Archive for December, 2007

Is compliance possible?

December 10, 2007

This excerpt from an article caught my eye this morning

Compliance is hardly rocket science-or is it? Directives to use firewalls and change vendor-supplied default passwords are simply security best practices. But in other areas, merchants struggle to interpret the standards, haggling with auditors, consultants and sometimes the PCI Council itself over exactly how to protect cardholder data.

Source: Can mid-market merchants comply with PCI standards? – Network World

It’s referring to the difficulties faced – in particular – by mid market companies in achieving PCI compliance but the principles apply in other regulatory areas too.  It’s a point I made in our whitepaper.  The unfortunate reality is that unless there are very clear requirements defining “success”, many companies will spend unnecessary dollars trying to stay in front of an ill-defined process.  My friend Matt  Flynn (also from NetVision) has put some thought into at least one aspect of this problem that he has published in his blog and on the NetVision site as a whitepaper on “Surviving an Identity Audit”.


Policing the Power of Identity – Security by and for Identity

December 3, 2007

I recently published a whitepaper entitled Policing the Power of Identity. It’s a vision (mine anyway) for the future use and success of identity in corporate computing. Use of identity gives us a “handle” to use in consistently assessing, analyzing, monitoring, etc. insiders. We developed multiple, fairly mature disciplines for dealing with “outsider” threats (firewall, IPS, anti-SPAM, anti-virus). We should have the same goal with protecting ourselves from insider threats – which are prevalent.

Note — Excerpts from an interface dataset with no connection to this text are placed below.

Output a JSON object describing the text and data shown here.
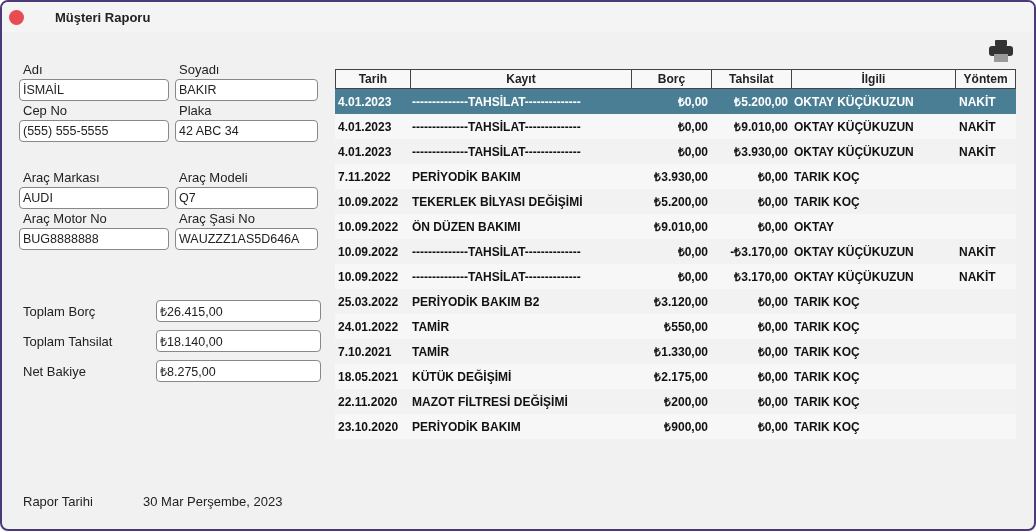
{
  "window": {
    "title": "Müşteri Raporu"
  },
  "customer_fields": [
    {
      "label": "Adı",
      "value": "İSMAİL"
    },
    {
      "label": "Soyadı",
      "value": "BAKIR"
    },
    {
      "label": "Cep No",
      "value": "(555) 555-5555"
    },
    {
      "label": "Plaka",
      "value": "42 ABC 34"
    }
  ],
  "vehicle_fields": [
    {
      "label": "Araç Markası",
      "value": "AUDI"
    },
    {
      "label": "Araç Modeli",
      "value": "Q7"
    },
    {
      "label": "Araç Motor No",
      "value": "BUG8888888"
    },
    {
      "label": "Araç Şasi No",
      "value": "WAUZZZ1AS5D646A"
    }
  ],
  "totals": [
    {
      "label": "Toplam Borç",
      "value": "₺26.415,00"
    },
    {
      "label": "Toplam Tahsilat",
      "value": "₺18.140,00"
    },
    {
      "label": "Net Bakiye",
      "value": "₺8.275,00"
    }
  ],
  "report_date": {
    "label": "Rapor Tarihi",
    "value": "30 Mar Perşembe, 2023"
  },
  "table": {
    "columns": [
      "Tarih",
      "Kayıt",
      "Borç",
      "Tahsilat",
      "İlgili",
      "Yöntem"
    ],
    "rows": [
      {
        "selected": true,
        "cells": [
          "4.01.2023",
          "--------------TAHSİLAT--------------",
          "₺0,00",
          "₺5.200,00",
          "OKTAY KÜÇÜKUZUN",
          "NAKİT"
        ]
      },
      {
        "selected": false,
        "cells": [
          "4.01.2023",
          "--------------TAHSİLAT--------------",
          "₺0,00",
          "₺9.010,00",
          "OKTAY KÜÇÜKUZUN",
          "NAKİT"
        ]
      },
      {
        "selected": false,
        "cells": [
          "4.01.2023",
          "--------------TAHSİLAT--------------",
          "₺0,00",
          "₺3.930,00",
          "OKTAY KÜÇÜKUZUN",
          "NAKİT"
        ]
      },
      {
        "selected": false,
        "cells": [
          "7.11.2022",
          "PERİYODİK BAKIM",
          "₺3.930,00",
          "₺0,00",
          "TARIK KOÇ",
          ""
        ]
      },
      {
        "selected": false,
        "cells": [
          "10.09.2022",
          "TEKERLEK BİLYASI DEĞİŞİMİ",
          "₺5.200,00",
          "₺0,00",
          "TARIK KOÇ",
          ""
        ]
      },
      {
        "selected": false,
        "cells": [
          "10.09.2022",
          "ÖN DÜZEN BAKIMI",
          "₺9.010,00",
          "₺0,00",
          "OKTAY",
          ""
        ]
      },
      {
        "selected": false,
        "cells": [
          "10.09.2022",
          "--------------TAHSİLAT--------------",
          "₺0,00",
          "-₺3.170,00",
          "OKTAY KÜÇÜKUZUN",
          "NAKİT"
        ]
      },
      {
        "selected": false,
        "cells": [
          "10.09.2022",
          "--------------TAHSİLAT--------------",
          "₺0,00",
          "₺3.170,00",
          "OKTAY KÜÇÜKUZUN",
          "NAKİT"
        ]
      },
      {
        "selected": false,
        "cells": [
          "25.03.2022",
          "PERİYODİK BAKIM B2",
          "₺3.120,00",
          "₺0,00",
          "TARIK KOÇ",
          ""
        ]
      },
      {
        "selected": false,
        "cells": [
          "24.01.2022",
          "TAMİR",
          "₺550,00",
          "₺0,00",
          "TARIK KOÇ",
          ""
        ]
      },
      {
        "selected": false,
        "cells": [
          "7.10.2021",
          "TAMİR",
          "₺1.330,00",
          "₺0,00",
          "TARIK KOÇ",
          ""
        ]
      },
      {
        "selected": false,
        "cells": [
          "18.05.2021",
          "KÜTÜK DEĞİŞİMİ",
          "₺2.175,00",
          "₺0,00",
          "TARIK KOÇ",
          ""
        ]
      },
      {
        "selected": false,
        "cells": [
          "22.11.2020",
          "MAZOT FİLTRESİ DEĞİŞİMİ",
          "₺200,00",
          "₺0,00",
          "TARIK KOÇ",
          ""
        ]
      },
      {
        "selected": false,
        "cells": [
          "23.10.2020",
          "PERİYODİK BAKIM",
          "₺900,00",
          "₺0,00",
          "TARIK KOÇ",
          ""
        ]
      }
    ]
  }
}
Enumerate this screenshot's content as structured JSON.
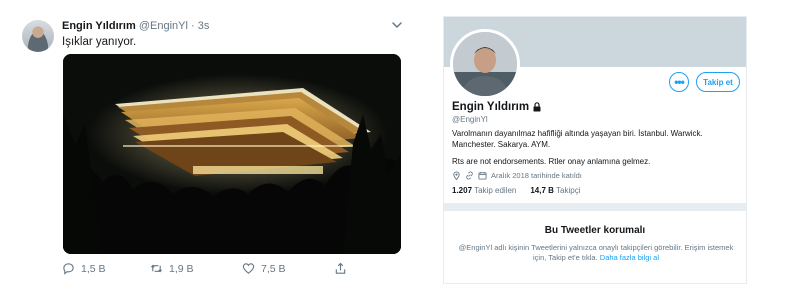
{
  "tweet": {
    "author_name": "Engin Yıldırım",
    "author_handle": "@EnginYl",
    "separator": "·",
    "time": "3s",
    "text": "Işıklar yanıyor.",
    "actions": {
      "reply_count": "1,5 B",
      "retweet_count": "1,9 B",
      "like_count": "7,5 B"
    }
  },
  "profile": {
    "name": "Engin Yıldırım",
    "handle": "@EnginYl",
    "bio": "Varolmanın dayanılmaz hafifliği altında yaşayan biri. İstanbul. Warwick. Manchester. Sakarya. AYM.",
    "bio_note": "Rts are not endorsements. Rtler onay anlamına gelmez.",
    "joined": "Aralık 2018 tarihinde katıldı",
    "following_count": "1.207",
    "following_label": "Takip edilen",
    "followers_count": "14,7 B",
    "followers_label": "Takipçi",
    "more_label": "•••",
    "follow_label": "Takip et",
    "protected_title": "Bu Tweetler korumalı",
    "protected_text": "@EnginYl adlı kişinin Tweetlerini yalnızca onaylı takipçileri görebilir. Erişim istemek için, Takip et'e tıkla.",
    "learn_more": "Daha fazla bilgi al"
  },
  "colors": {
    "accent": "#1da1f2",
    "muted": "#657786",
    "text": "#14171a",
    "banner": "#ccd6dd"
  }
}
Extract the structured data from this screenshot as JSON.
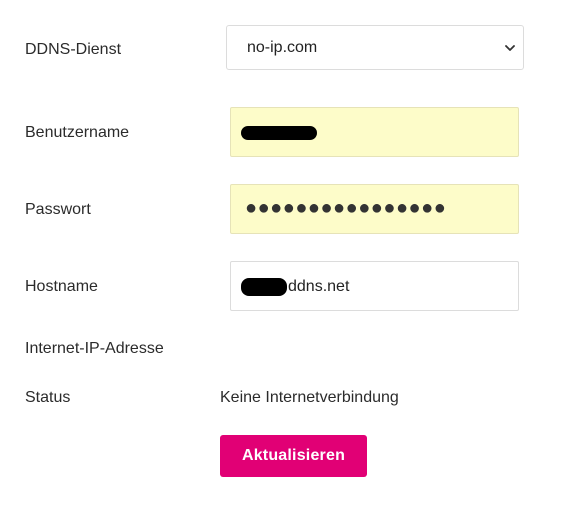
{
  "form": {
    "ddns": {
      "label": "DDNS-Dienst",
      "value": "no-ip.com",
      "icon": "chevron-down-icon"
    },
    "username": {
      "label": "Benutzername",
      "value": ""
    },
    "password": {
      "label": "Passwort",
      "value": "●●●●●●●●●●●●●●●●"
    },
    "hostname": {
      "label": "Hostname",
      "value": "ddns.net"
    },
    "internet_ip": {
      "label": "Internet-IP-Adresse",
      "value": ""
    },
    "status": {
      "label": "Status",
      "value": "Keine Internetverbindung"
    },
    "update_button": {
      "label": "Aktualisieren"
    }
  },
  "colors": {
    "accent": "#e10075",
    "autofill_bg": "#fdfcc9"
  }
}
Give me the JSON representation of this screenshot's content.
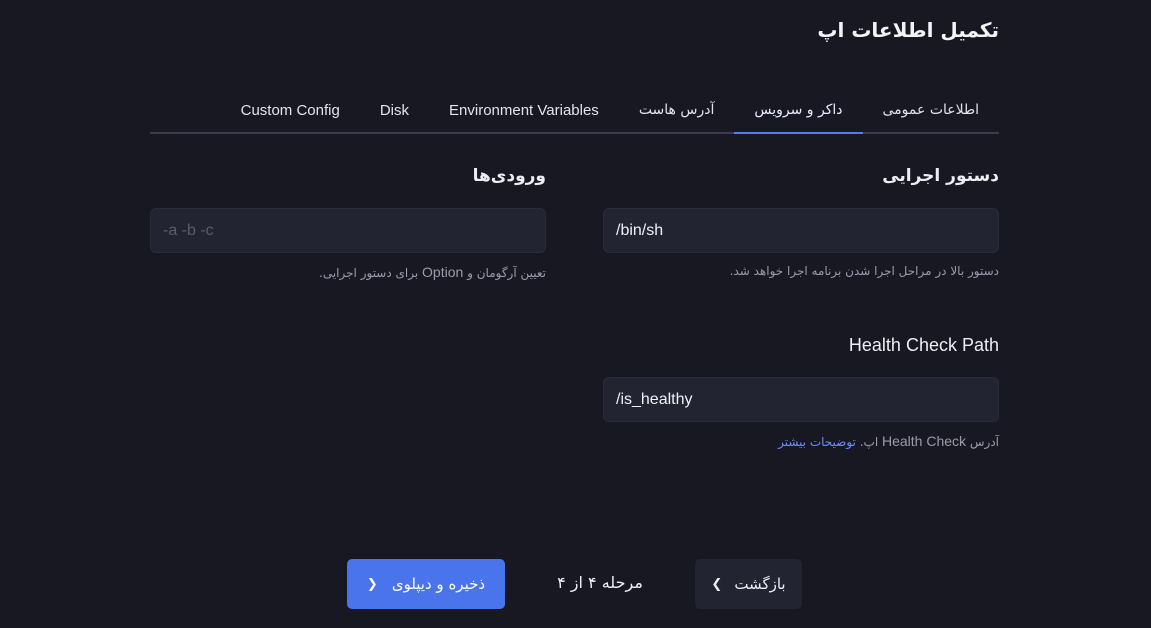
{
  "page": {
    "title": "تکمیل اطلاعات اپ"
  },
  "tabs": [
    {
      "label": "اطلاعات عمومی"
    },
    {
      "label": "داکر و سرویس"
    },
    {
      "label": "آدرس هاست"
    },
    {
      "label": "Environment Variables"
    },
    {
      "label": "Disk"
    },
    {
      "label": "Custom Config"
    }
  ],
  "active_tab": "داکر و سرویس",
  "command": {
    "label": "دستور اجرایی",
    "value": "/bin/sh",
    "help": "دستور بالا در مراحل اجرا شدن برنامه اجرا خواهد شد."
  },
  "args": {
    "label": "ورودی‌ها",
    "value": "",
    "placeholder": "-a -b -c",
    "help_prefix": "تعیین آرگومان و",
    "help_option": "Option",
    "help_suffix": "برای دستور اجرایی."
  },
  "health": {
    "label": "Health Check Path",
    "value": "/is_healthy",
    "help_prefix": "آدرس",
    "help_term": "Health Check",
    "help_suffix": "اپ.",
    "help_link": "توضیحات بیشتر"
  },
  "footer": {
    "deploy_label": "ذخیره و دیپلوی",
    "step_label": "مرحله ۴ از ۴",
    "back_label": "بازگشت"
  },
  "colors": {
    "background": "#171821",
    "input_background": "#232431",
    "accent": "#4a74ec",
    "link": "#6f8ff5"
  },
  "icons": {
    "deploy": "chevron-right-icon",
    "back": "chevron-left-icon"
  }
}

I could be accused by a reader of this whitepaper of giving the impression that I think identity is the problem. That’s not the case. But as corporate IT uses identity more exhaustively for all its good purposes then identity becomes a handy mechanism for identifying insider threat – both potential and realized. This process could most accurately be described as “Policing Computing Power BY (using) Identity”. But also, casually used, identity can create a false sense of security. And in such an imperfect-use scenario identity itself can be a problem (or more accurately, poor identity management can be a problem). In that case the process we prescribe is accurately described as “Policing the Power of Identity”. And such cases are exceedingly common if our IT customers and contacts are any indication.

Either way, our goal is never to attempt to cast identity itself as bad. But instead, to identify practices, tools and standards that use identity to provide better security and to improve identity management (aka security) practice. Along the way we believe that proof of compliance with regulations, policies or best practices will be a natural by-product of our efforts; at least in the area where identity is implicated.

If this sounds like an interesting line of discussion to follow, join the conversation or let me join yours. We’ve had a number of offline comments back on the premises in the whitepaper. I’ll add those to this blog in imminent posts.